*** Opening of Records for processing ***

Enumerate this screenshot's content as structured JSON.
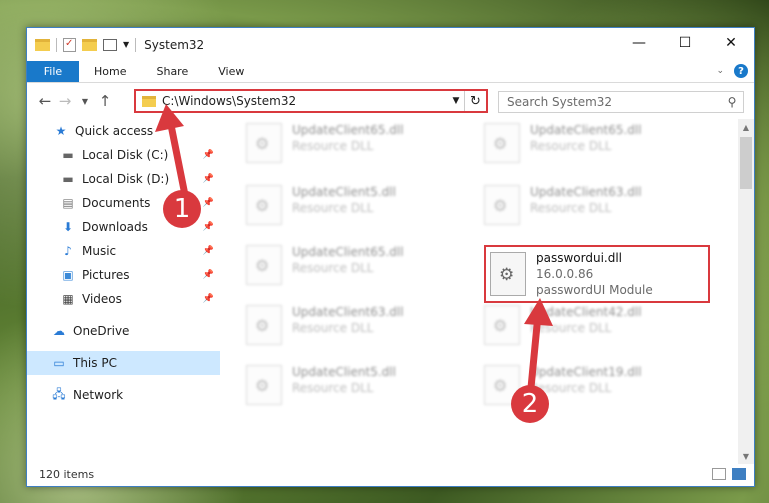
{
  "window": {
    "title": "System32"
  },
  "controls": {
    "minimize": "—",
    "maximize": "☐",
    "close": "✕"
  },
  "ribbon": {
    "file": "File",
    "tabs": [
      "Home",
      "Share",
      "View"
    ],
    "help": "?"
  },
  "address": {
    "path": "C:\\Windows\\System32"
  },
  "search": {
    "placeholder": "Search System32"
  },
  "sidebar": {
    "items": [
      {
        "label": "Quick access",
        "icon": "star-icon"
      },
      {
        "label": "Local Disk (C:)",
        "icon": "drive-icon"
      },
      {
        "label": "Local Disk (D:)",
        "icon": "drive-icon"
      },
      {
        "label": "Documents",
        "icon": "documents-icon"
      },
      {
        "label": "Downloads",
        "icon": "download-icon"
      },
      {
        "label": "Music",
        "icon": "music-icon"
      },
      {
        "label": "Pictures",
        "icon": "pictures-icon"
      },
      {
        "label": "Videos",
        "icon": "videos-icon"
      },
      {
        "label": "OneDrive",
        "icon": "cloud-icon"
      },
      {
        "label": "This PC",
        "icon": "computer-icon"
      },
      {
        "label": "Network",
        "icon": "network-icon"
      }
    ]
  },
  "files": [
    {
      "name": "UpdateClient65.dll",
      "desc": "Resource DLL"
    },
    {
      "name": "UpdateClient65.dll",
      "desc": "Resource DLL"
    },
    {
      "name": "UpdateClient5.dll",
      "desc": "Resource DLL"
    },
    {
      "name": "UpdateClient63.dll",
      "desc": "Resource DLL"
    },
    {
      "name": "UpdateClient65.dll",
      "desc": "Resource DLL"
    },
    {
      "name": "UpdateClient63.dll",
      "desc": "Resource DLL"
    },
    {
      "name": "UpdateClient42.dll",
      "desc": "Resource DLL"
    },
    {
      "name": "UpdateClient5.dll",
      "desc": "Resource DLL"
    },
    {
      "name": "UpdateClient19.dll",
      "desc": "Resource DLL"
    }
  ],
  "highlighted_file": {
    "name": "passwordui.dll",
    "version": "16.0.0.86",
    "description": "passwordUI Module"
  },
  "status": {
    "count": "120 items"
  },
  "markers": {
    "one": "1",
    "two": "2"
  },
  "colors": {
    "accent": "#1979ca",
    "highlight": "#d9393e",
    "selection": "#cde8ff"
  }
}
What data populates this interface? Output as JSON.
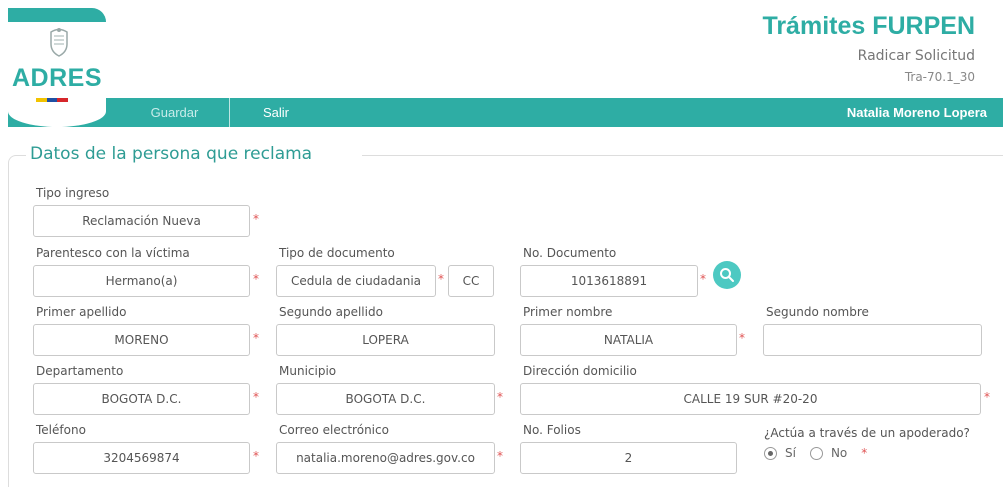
{
  "header": {
    "logo_text": "ADRES",
    "title": "Trámites FURPEN",
    "subtitle": "Radicar Solicitud",
    "code": "Tra-70.1_30"
  },
  "navbar": {
    "guardar": "Guardar",
    "salir": "Salir",
    "user": "Natalia Moreno Lopera"
  },
  "section": {
    "title": "Datos de la persona que reclama"
  },
  "form": {
    "tipo_ingreso": {
      "label": "Tipo ingreso",
      "value": "Reclamación Nueva"
    },
    "parentesco": {
      "label": "Parentesco con la víctima",
      "value": "Hermano(a)"
    },
    "tipo_documento": {
      "label": "Tipo de documento",
      "value": "Cedula de ciudadania",
      "code": "CC"
    },
    "no_documento": {
      "label": "No. Documento",
      "value": "1013618891"
    },
    "primer_apellido": {
      "label": "Primer apellido",
      "value": "MORENO"
    },
    "segundo_apellido": {
      "label": "Segundo apellido",
      "value": "LOPERA"
    },
    "primer_nombre": {
      "label": "Primer nombre",
      "value": "NATALIA"
    },
    "segundo_nombre": {
      "label": "Segundo nombre",
      "value": ""
    },
    "departamento": {
      "label": "Departamento",
      "value": "BOGOTA D.C."
    },
    "municipio": {
      "label": "Municipio",
      "value": "BOGOTA D.C."
    },
    "direccion": {
      "label": "Dirección domicilio",
      "value": "CALLE 19 SUR #20-20"
    },
    "telefono": {
      "label": "Teléfono",
      "value": "3204569874"
    },
    "correo": {
      "label": "Correo electrónico",
      "value": "natalia.moreno@adres.gov.co"
    },
    "folios": {
      "label": "No. Folios",
      "value": "2"
    },
    "apoderado": {
      "label": "¿Actúa a través de un apoderado?",
      "options": [
        "Sí",
        "No"
      ],
      "selected": "Sí"
    }
  },
  "required_mark": "*",
  "colors": {
    "accent": "#2eada4",
    "required": "#e05454"
  }
}
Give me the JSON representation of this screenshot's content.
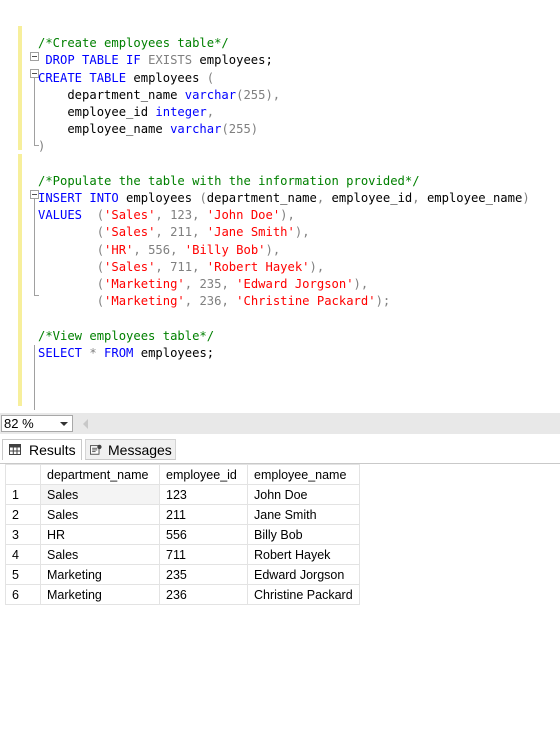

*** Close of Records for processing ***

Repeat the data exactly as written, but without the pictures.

Enumerate this screenshot's content as structured JSON.
{
  "window": {
    "title": "System32"
  },
  "controls": {
    "minimize": "—",
    "maximize": "☐",
    "close": "✕"
  },
  "ribbon": {
    "file": "File",
    "tabs": [
      "Home",
      "Share",
      "View"
    ],
    "help": "?"
  },
  "address": {
    "path": "C:\\Windows\\System32"
  },
  "search": {
    "placeholder": "Search System32"
  },
  "sidebar": {
    "items": [
      {
        "label": "Quick access",
        "icon": "star-icon"
      },
      {
        "label": "Local Disk (C:)",
        "icon": "drive-icon"
      },
      {
        "label": "Local Disk (D:)",
        "icon": "drive-icon"
      },
      {
        "label": "Documents",
        "icon": "documents-icon"
      },
      {
        "label": "Downloads",
        "icon": "download-icon"
      },
      {
        "label": "Music",
        "icon": "music-icon"
      },
      {
        "label": "Pictures",
        "icon": "pictures-icon"
      },
      {
        "label": "Videos",
        "icon": "videos-icon"
      },
      {
        "label": "OneDrive",
        "icon": "cloud-icon"
      },
      {
        "label": "This PC",
        "icon": "computer-icon"
      },
      {
        "label": "Network",
        "icon": "network-icon"
      }
    ]
  },
  "files": [
    {
      "name": "UpdateClient65.dll",
      "desc": "Resource DLL"
    },
    {
      "name": "UpdateClient65.dll",
      "desc": "Resource DLL"
    },
    {
      "name": "UpdateClient5.dll",
      "desc": "Resource DLL"
    },
    {
      "name": "UpdateClient63.dll",
      "desc": "Resource DLL"
    },
    {
      "name": "UpdateClient65.dll",
      "desc": "Resource DLL"
    },
    {
      "name": "UpdateClient63.dll",
      "desc": "Resource DLL"
    },
    {
      "name": "UpdateClient42.dll",
      "desc": "Resource DLL"
    },
    {
      "name": "UpdateClient5.dll",
      "desc": "Resource DLL"
    },
    {
      "name": "UpdateClient19.dll",
      "desc": "Resource DLL"
    }
  ],
  "highlighted_file": {
    "name": "passwordui.dll",
    "version": "16.0.0.86",
    "description": "passwordUI Module"
  },
  "status": {
    "count": "120 items"
  },
  "markers": {
    "one": "1",
    "two": "2"
  },
  "colors": {
    "accent": "#1979ca",
    "highlight": "#d9393e",
    "selection": "#cde8ff"
  }
}
What data populates this interface? Output as JSON.
{
  "header": {
    "logo_text": "ADRES",
    "title": "Trámites FURPEN",
    "subtitle": "Radicar Solicitud",
    "code": "Tra-70.1_30"
  },
  "navbar": {
    "guardar": "Guardar",
    "salir": "Salir",
    "user": "Natalia Moreno Lopera"
  },
  "section": {
    "title": "Datos de la persona que reclama"
  },
  "form": {
    "tipo_ingreso": {
      "label": "Tipo ingreso",
      "value": "Reclamación Nueva"
    },
    "parentesco": {
      "label": "Parentesco con la víctima",
      "value": "Hermano(a)"
    },
    "tipo_documento": {
      "label": "Tipo de documento",
      "value": "Cedula de ciudadania",
      "code": "CC"
    },
    "no_documento": {
      "label": "No. Documento",
      "value": "1013618891"
    },
    "primer_apellido": {
      "label": "Primer apellido",
      "value": "MORENO"
    },
    "segundo_apellido": {
      "label": "Segundo apellido",
      "value": "LOPERA"
    },
    "primer_nombre": {
      "label": "Primer nombre",
      "value": "NATALIA"
    },
    "segundo_nombre": {
      "label": "Segundo nombre",
      "value": ""
    },
    "departamento": {
      "label": "Departamento",
      "value": "BOGOTA D.C."
    },
    "municipio": {
      "label": "Municipio",
      "value": "BOGOTA D.C."
    },
    "direccion": {
      "label": "Dirección domicilio",
      "value": "CALLE 19 SUR #20-20"
    },
    "telefono": {
      "label": "Teléfono",
      "value": "3204569874"
    },
    "correo": {
      "label": "Correo electrónico",
      "value": "natalia.moreno@adres.gov.co"
    },
    "folios": {
      "label": "No. Folios",
      "value": "2"
    },
    "apoderado": {
      "label": "¿Actúa a través de un apoderado?",
      "options": [
        "Sí",
        "No"
      ],
      "selected": "Sí"
    }
  },
  "required_mark": "*",
  "colors": {
    "accent": "#2eada4",
    "required": "#e05454"
  }
}
Give me the JSON representation of this screenshot's content.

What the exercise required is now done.